Corporate retreats never go as HR intended. Embarking on scavenger hunts or escape rooms or paintball showdowns is fun, in theory, but treating your co-workers like family by way of ruthlessly regarding them as competitors might be one of the great paradoxes of our time. Corporate Animals, a scathing satire from Creep director Patrick Brice and Peep Show writer Sam Bain, rips the farce apart.
The terror begins when Lucy (Demi Moore), the egocentric CEO of an edible cutlery company, decides to take her staff on a caving adventure in New Mexico. Not as fun as it sounds: Lucy is the kind of hellish boss that would pit her two assistants (Jessica Williams and Karan Soni) against one another by promising that they’ll both be made Vice President by the end of the trip. Their journey, and the rest of the employees dragged on the underground adventure, only goes downhill from there. Lucy deems the cave’s beginner’s trail too easy for her (inexperienced) team, so she hires an instructor, Brandon (Ed Helms), to lead them down the advanced path. The group soon finds itself trapped in a cavern with no food, no water, no escape, and the worst boss on the planet.

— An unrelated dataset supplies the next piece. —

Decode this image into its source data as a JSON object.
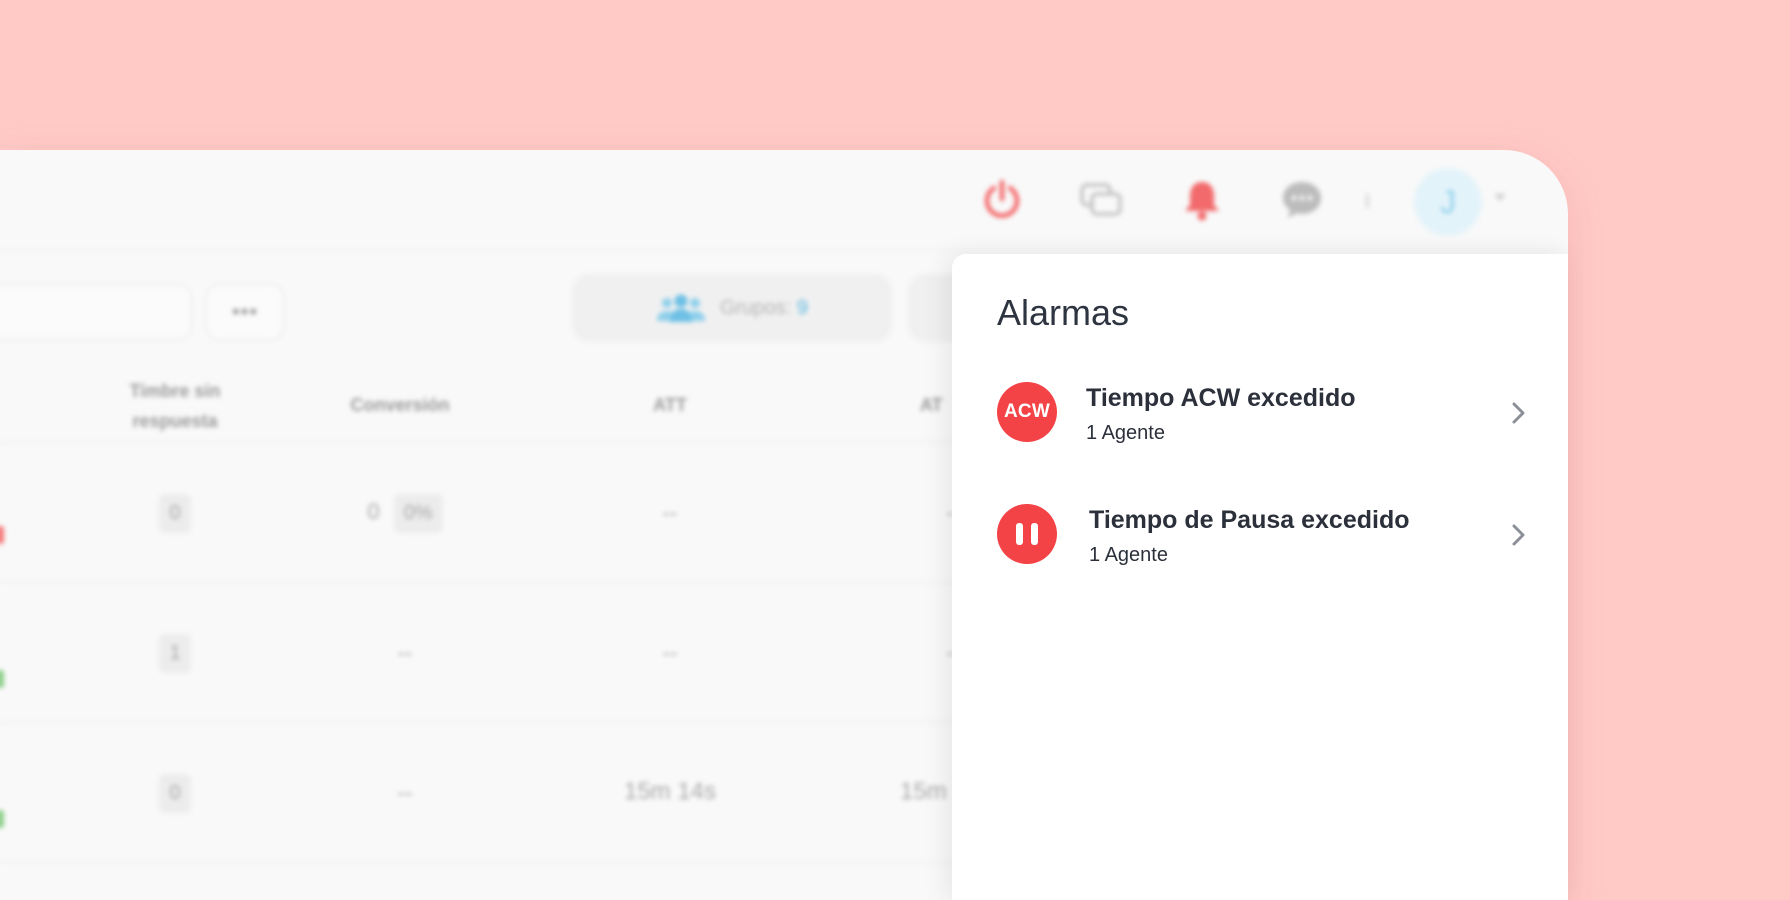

Speaking at a Q&A following the film’s Sundance Film Festival world premiere, Bain confessed that a desire to make the survival story funny prompted him to write Corporate Animals. That certainly makes for a novel concept, as the film takes as many cues from Alive: The Story of the Andes Survivors as it does from The Office. True survival stories (127 Hours) or fictionalized accounts (Open Water) build suspense by using the lack of food and water as a ticking clock, and then test the characters’ will to live by presenting them with impossible choices. Character almost always weigh their options, and let the clock run, before making the ultimate decision — cutting their arms, eating their friends or simply giving up.
Corporate Animals skips the agony of debate. Instead of taking their sweet time debating the ethical implications of eating the dead guy, Isiah Whitlock Jr.’s Derek jumps straight to drastic measures, reminding his colleagues that, “If you swap the letters around the word ‘team’, it spells ‘meat.’” They even consider accelerating the process by killing one of their own, all with the straightest of faces.
The dry and deadpan humor of Corporate Animals drills down from there, confronting the taboo subjects of cannibalism, murder and sexual harassment with a dark comedic voice. Eating your dead co-worker may not sound hilarious, but Brice and Bain’s film pushes you there, and makes you wonder how long you’d go before chowing down yourself.
The comedy works largely thanks to a cast who understands the balancing act of terror and absurdity. Whitlock Jr. and Calum Worthy (Bodied) are clear standouts, the latter struggling with an infected injury that ends up making him hallucinatory, resulting in a fantastic musical sequence with a truly shocking pop cameo. Karan Soni (Deadpool 2) finally gets a leading role, playing an arrogant office drone who jumps at the thought of a promotion, yet recoils over his predicament, and some sketchy abuse of power by Lucy. His character eventually accuses the boss lady of “Weinsteining,” another instance of Corporate Animals going straight for the jugular. Soni’s dead serious performance sells the joke.
Brice traps the action in a single location, but like both Creep movies and his homebound film The Overnight, he uses a contained scenario to push the characters’ buttons and get as close to their misery as possible. He finds ways to break up the action — someone eating a poisonous newt gives way to a trippy animated sequence — but Brice doesn’t have to resort to too many tricks to make the dark comedy sing.
The outlandish plot points feel right at home with the rest of the movie, a wicked, wacky survival story that’s nothing short of a miracle.
Rafael Motamayor is a freelance TV/film critic and reporter living in Norway. You can find more of his workhere, or follow him on Twitter @GeekwithanAfro.